(Data records for software interfaces)
• • • •

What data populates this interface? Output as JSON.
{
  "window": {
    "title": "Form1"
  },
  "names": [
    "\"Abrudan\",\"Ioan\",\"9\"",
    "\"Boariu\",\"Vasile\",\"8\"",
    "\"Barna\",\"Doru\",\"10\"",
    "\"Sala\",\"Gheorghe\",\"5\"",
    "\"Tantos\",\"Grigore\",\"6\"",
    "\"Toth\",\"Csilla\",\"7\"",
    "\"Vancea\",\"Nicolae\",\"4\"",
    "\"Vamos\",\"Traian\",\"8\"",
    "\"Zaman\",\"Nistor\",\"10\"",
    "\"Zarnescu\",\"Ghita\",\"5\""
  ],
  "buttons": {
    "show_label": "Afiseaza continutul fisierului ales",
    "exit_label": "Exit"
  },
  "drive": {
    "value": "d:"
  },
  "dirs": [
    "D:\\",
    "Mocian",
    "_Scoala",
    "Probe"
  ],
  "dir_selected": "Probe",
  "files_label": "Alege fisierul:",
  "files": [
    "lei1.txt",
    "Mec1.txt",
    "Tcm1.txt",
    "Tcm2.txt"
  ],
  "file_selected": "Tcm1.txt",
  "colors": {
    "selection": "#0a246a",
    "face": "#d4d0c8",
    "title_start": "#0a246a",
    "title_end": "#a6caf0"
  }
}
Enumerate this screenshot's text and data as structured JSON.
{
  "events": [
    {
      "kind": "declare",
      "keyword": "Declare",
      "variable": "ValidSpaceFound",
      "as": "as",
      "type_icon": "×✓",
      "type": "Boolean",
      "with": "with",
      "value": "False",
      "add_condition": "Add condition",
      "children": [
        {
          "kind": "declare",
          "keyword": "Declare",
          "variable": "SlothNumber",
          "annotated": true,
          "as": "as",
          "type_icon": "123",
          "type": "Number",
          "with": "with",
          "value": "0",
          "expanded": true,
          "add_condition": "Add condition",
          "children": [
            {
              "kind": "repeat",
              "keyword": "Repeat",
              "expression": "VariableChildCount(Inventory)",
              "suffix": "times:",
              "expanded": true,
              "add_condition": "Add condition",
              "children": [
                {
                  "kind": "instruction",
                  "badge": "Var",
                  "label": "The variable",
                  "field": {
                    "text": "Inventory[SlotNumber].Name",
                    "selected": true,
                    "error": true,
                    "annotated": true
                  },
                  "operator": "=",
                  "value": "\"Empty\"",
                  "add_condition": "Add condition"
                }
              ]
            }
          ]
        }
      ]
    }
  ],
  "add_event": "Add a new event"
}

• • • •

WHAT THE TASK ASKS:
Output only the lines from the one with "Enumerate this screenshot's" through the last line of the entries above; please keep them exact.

RESULT FOR THIS TASK:
Enumerate this screenshot's text and data as structured JSON.
{
  "events": [
    {
      "kind": "declare",
      "keyword": "Declare",
      "variable": "ValidSpaceFound",
      "as": "as",
      "type_icon": "×✓",
      "type": "Boolean",
      "with": "with",
      "value": "False",
      "add_condition": "Add condition",
      "children": [
        {
          "kind": "declare",
          "keyword": "Declare",
          "variable": "SlothNumber",
          "annotated": true,
          "as": "as",
          "type_icon": "123",
          "type": "Number",
          "with": "with",
          "value": "0",
          "expanded": true,
          "add_condition": "Add condition",
          "children": [
            {
              "kind": "repeat",
              "keyword": "Repeat",
              "expression": "VariableChildCount(Inventory)",
              "suffix": "times:",
              "expanded": true,
              "add_condition": "Add condition",
              "children": [
                {
                  "kind": "instruction",
                  "badge": "Var",
                  "label": "The variable",
                  "field": {
                    "text": "Inventory[SlotNumber].Name",
                    "selected": true,
                    "error": true,
                    "annotated": true
                  },
                  "operator": "=",
                  "value": "\"Empty\"",
                  "add_condition": "Add condition"
                }
              ]
            }
          ]
        }
      ]
    }
  ],
  "add_event": "Add a new event"
}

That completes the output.